Well, Tate has had a busy day. A big day. We drove to Seattle for his "device consult".
Tate is thirteen. Not an adult yet, but not a kid, either. Old enough to have a say. And Children's has been fabulous about this. All the professionals we've met with have dealt directly with him, but not in a way that raised my hackles... always respectful of me and grandpa and grandma, who have both accompanied us to visits recently.
Tate is old enough. Ultimately it's his body, his hearing, his decision. But here's the thing.
Sometimes it's really hard for him to make decisions.
I think it's partly a second-child thing, and partly just who he is. He really wants to please the ones he loves and respects. Like me.
So, bonus! There's no bad choice here! There are three companies approved in the US for cochlear implants, and they're all good. We had narrowed it down to two, (with a strong front-runner) before today, and I wondered how Tate would do, or if he would "punt".
He did great.
He had good questions. We discussed them. He weighed the options. He made his choice, and...
Advanced Bionics, here we come!
If you're wondering... here's the part that will be implanted behind his left ear. The little thread-like projection is the electrode array that will slide into his cochlea.
But wait, we're not finished... he's also getting...
... if you guessed a Swiss Army knife, look again...
... this is his second processor, the Neptune, which also has an array of color choices
The Neptune really 'sealed the deal' for him. It's fully waterproof. Get that?

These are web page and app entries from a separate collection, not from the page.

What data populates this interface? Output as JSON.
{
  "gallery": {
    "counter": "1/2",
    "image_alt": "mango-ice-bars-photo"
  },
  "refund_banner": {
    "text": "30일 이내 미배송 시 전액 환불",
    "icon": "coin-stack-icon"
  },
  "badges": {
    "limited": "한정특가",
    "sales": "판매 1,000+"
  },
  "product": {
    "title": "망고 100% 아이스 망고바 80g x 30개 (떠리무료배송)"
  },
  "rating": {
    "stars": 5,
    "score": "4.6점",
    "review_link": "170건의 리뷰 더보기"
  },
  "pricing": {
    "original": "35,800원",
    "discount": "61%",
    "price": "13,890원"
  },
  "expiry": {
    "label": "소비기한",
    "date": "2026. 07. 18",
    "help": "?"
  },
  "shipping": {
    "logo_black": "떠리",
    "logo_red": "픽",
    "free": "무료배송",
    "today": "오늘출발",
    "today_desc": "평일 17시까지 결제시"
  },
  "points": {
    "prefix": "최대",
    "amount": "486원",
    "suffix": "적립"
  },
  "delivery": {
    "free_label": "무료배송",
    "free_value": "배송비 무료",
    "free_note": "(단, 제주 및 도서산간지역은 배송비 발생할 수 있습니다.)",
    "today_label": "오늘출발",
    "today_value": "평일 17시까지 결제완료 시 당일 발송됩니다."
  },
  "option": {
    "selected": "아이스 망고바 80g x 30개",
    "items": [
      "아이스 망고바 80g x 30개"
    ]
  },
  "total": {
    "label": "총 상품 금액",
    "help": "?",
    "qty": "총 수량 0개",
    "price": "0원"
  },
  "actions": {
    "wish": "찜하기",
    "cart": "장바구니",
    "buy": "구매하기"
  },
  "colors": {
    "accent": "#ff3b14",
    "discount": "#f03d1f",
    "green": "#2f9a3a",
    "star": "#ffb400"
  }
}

He can swim with it.
That may not seem like a big deal, but think about it for a minute. Any time he swims, he is very nearly completely deaf.
He can't hear anyone calling him, wanting to play with him, or warning him of danger.
I know, you don't hear much when you're actually swimming - you know, underwater. But it's not just that. It's all the time at the beach, around the water, hanging out and goofing around with friends. And it's not just swimming. It's squirt gun battles with the neighbors. SAR-EX's in the rain. Heck, anything in the rain. I mean, this is the Pacific Northwest, the land of "liquid sunshine"... ha ha ha.
So now we wait.
His scheduled surgery date is... July 11. I hadn't wanted to share that, because it seems too far away. Actually, we're really hoping they'll bump him up. Talked with the doc about that today (she's the head of the program, but not one of the surgeons.) She seemed surprised he was scheduled so far out too. Asked if we were committed to the surgeon we were assigned.
I like the guy and don't want to step on any toes, but... no. We'll take "first available". They're looking for a cancellation. They could call us at any time and say, "Come tomorrow." And that would be fine. Tate is cool as a cucumber.
I'm hoping and praying he can move up, because here's the thing. He really wants to go to the CAP Basic Encampment in August. It's like a week of Boot Camp, and he really, really wants to go. (I know, I know, what could be more fun than living in barracks, eating MREs, and sweating your heart out with a bunch of other cadets? ... really.) Yah, in the big picture, which is more important? The CI, of course. But to a thirteen year old boy, the whole grueling military experience is like heaven on earth. And if he's recovering from CI surgery (which can affect your vestibular system) and supposed to be in the process of mapping appointments... well, that may not all work out so well.
So, by all means, feel free to pray with us that his surgery gets moved up!
In the meantime, we're kind of giddy, to be honest. I mean, pinch me. His ear, that has been deaf for almost six years, will hear again. I have to admit to being your basic tech neanderthal, but I'm absolutely overjoyed at the technology available to us - to Tate - today.
I'll let you know if we hear anything!